“Skopje is not a movie, it is not a thriller in which we sense the main event. It is a concentration of human struggle with nature, but also a result that inspires a new struggle, not acceptance of defeats”. Jean Paul Sartre, 1963.

On July 26, 1963, the capital of our country suffered an unprecedented catastrophe. Skopje was hit by a catastrophic earthquake that killed more than 1,000 people and destroyed more than 65% of the buildings in the capital.

The earthquake was a turning point in the city’s development. Very soon the reconstruction of the city began, in which a large number of buildings and monuments were built in modern architecture. At the announced bid for the reconstruction of Skopje (1965), the renown Japanese architect Kenzo Tange won the first prize, while the second prize was won by R. Mishevic and F. Venkler. Their teams along with many other architects, worked on Skopje’s final design. In Tange’s plans, two main structures, the City Gate (which was supposed to cover all communications, business operations and transport) and the City Wall (as a residential part of the city), were defined. His plans included the City Wall and the Transport Center.

The renovation of the city gave a chance to many young domestic and foreign architects who created authentic architectural solutions for buildings and monuments. Many of the new buildings were built in Brutalist Architectural style through massive conspicuously evident constructions and visible raw materials, built of natural concrete and in some cases a combination of brick and natural concrete. A significant number of these buildings were targeted by the controversial project “Skopje 2014”, a project which replaced the facades of the buildings with new ones in neoclassical and baroque style in the capital, and unfortunately, several buildings have lost their authentic appearance forever.
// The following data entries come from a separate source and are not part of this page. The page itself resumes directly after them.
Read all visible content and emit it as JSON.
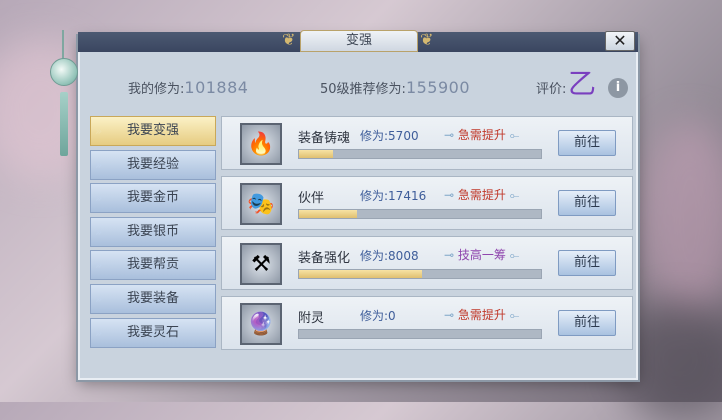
{
  "window": {
    "title": "变强",
    "close_symbol": "✕"
  },
  "stats": {
    "my_label": "我的修为:",
    "my_value": "101884",
    "recommend_label": "50级推荐修为:",
    "recommend_value": "155900",
    "grade_label": "评价:",
    "grade_value": "乙",
    "info_symbol": "i"
  },
  "sidebar": {
    "items": [
      {
        "label": "我要变强",
        "active": true
      },
      {
        "label": "我要经验",
        "active": false
      },
      {
        "label": "我要金币",
        "active": false
      },
      {
        "label": "我要银币",
        "active": false
      },
      {
        "label": "我要帮贡",
        "active": false
      },
      {
        "label": "我要装备",
        "active": false
      },
      {
        "label": "我要灵石",
        "active": false
      }
    ]
  },
  "rows": [
    {
      "name": "装备铸魂",
      "cultivation": "修为:5700",
      "status": "急需提升",
      "status_color": "#c0392b",
      "progress": 0.14,
      "button": "前往",
      "icon": "soul-flame-icon",
      "glyph": "🔥"
    },
    {
      "name": "伙伴",
      "cultivation": "修为:17416",
      "status": "急需提升",
      "status_color": "#c0392b",
      "progress": 0.24,
      "button": "前往",
      "icon": "mask-icon",
      "glyph": "🎭"
    },
    {
      "name": "装备强化",
      "cultivation": "修为:8008",
      "status": "技高一筹",
      "status_color": "#8e44ad",
      "progress": 0.51,
      "button": "前往",
      "icon": "anvil-icon",
      "glyph": "⚒"
    },
    {
      "name": "附灵",
      "cultivation": "修为:0",
      "status": "急需提升",
      "status_color": "#c0392b",
      "progress": 0.0,
      "button": "前往",
      "icon": "spirit-orb-icon",
      "glyph": "🔮"
    }
  ]
}
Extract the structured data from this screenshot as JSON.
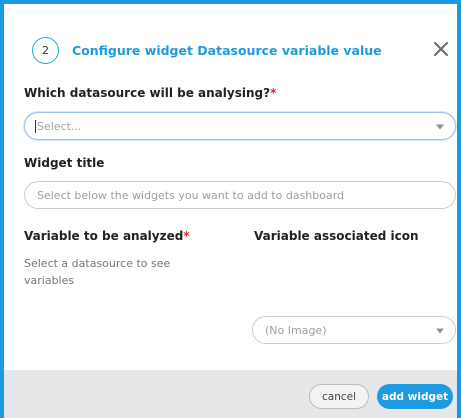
{
  "dialog": {
    "step_number": "2",
    "title": "Configure widget Datasource variable value",
    "close_icon": "close-icon"
  },
  "datasource": {
    "label": "Which datasource will be analysing?",
    "required_mark": "*",
    "placeholder": "Select..."
  },
  "widget_title": {
    "label": "Widget title",
    "placeholder": "Select below the widgets you want to add to dashboard"
  },
  "variable": {
    "label": "Variable to be analyzed",
    "required_mark": "*",
    "help_text": "Select a datasource to see variables"
  },
  "icon": {
    "label": "Variable associated icon",
    "value": "(No Image)"
  },
  "footer": {
    "cancel_label": "cancel",
    "add_label": "add widget"
  },
  "colors": {
    "accent": "#1e9be0",
    "required": "#e0262f",
    "footer_bg": "#e6e7e9"
  }
}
In the past few years, especially among foreign tourists, there has been interest in this type of architecture along with the specific monumental architecture of the socialist period in the capital and throughout the country. It is this tour that is an attempt to attract tourists to the forgotten architectural heritage, but also to remind them that Skopje deserves the epithet – the Capital of Brutalist Architecture.